RECORDS SHOWN section start

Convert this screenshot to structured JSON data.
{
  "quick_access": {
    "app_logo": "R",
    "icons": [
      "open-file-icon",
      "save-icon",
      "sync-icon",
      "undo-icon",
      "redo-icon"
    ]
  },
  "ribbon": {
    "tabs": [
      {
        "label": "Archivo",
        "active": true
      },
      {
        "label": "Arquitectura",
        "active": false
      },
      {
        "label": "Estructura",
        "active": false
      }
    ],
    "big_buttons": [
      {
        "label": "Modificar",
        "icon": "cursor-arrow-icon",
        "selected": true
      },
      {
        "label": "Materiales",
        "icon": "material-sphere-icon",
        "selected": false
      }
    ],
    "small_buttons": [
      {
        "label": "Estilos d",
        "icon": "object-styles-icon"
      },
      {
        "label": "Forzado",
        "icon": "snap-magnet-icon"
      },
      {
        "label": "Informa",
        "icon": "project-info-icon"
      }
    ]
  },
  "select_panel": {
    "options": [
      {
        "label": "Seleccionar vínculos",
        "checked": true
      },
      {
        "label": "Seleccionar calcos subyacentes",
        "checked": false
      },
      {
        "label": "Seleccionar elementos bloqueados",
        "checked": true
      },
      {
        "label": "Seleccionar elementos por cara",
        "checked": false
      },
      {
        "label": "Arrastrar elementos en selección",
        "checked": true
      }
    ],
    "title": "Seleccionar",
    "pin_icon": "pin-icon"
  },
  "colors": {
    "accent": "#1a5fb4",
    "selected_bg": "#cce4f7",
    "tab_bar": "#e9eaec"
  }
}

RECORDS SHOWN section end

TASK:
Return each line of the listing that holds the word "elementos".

OUTPUT FOR THIS EXERCISE:
        "label": "Seleccionar elementos bloqueados",
        "label": "Seleccionar elementos por cara",
        "label": "Arrastrar elementos en selección",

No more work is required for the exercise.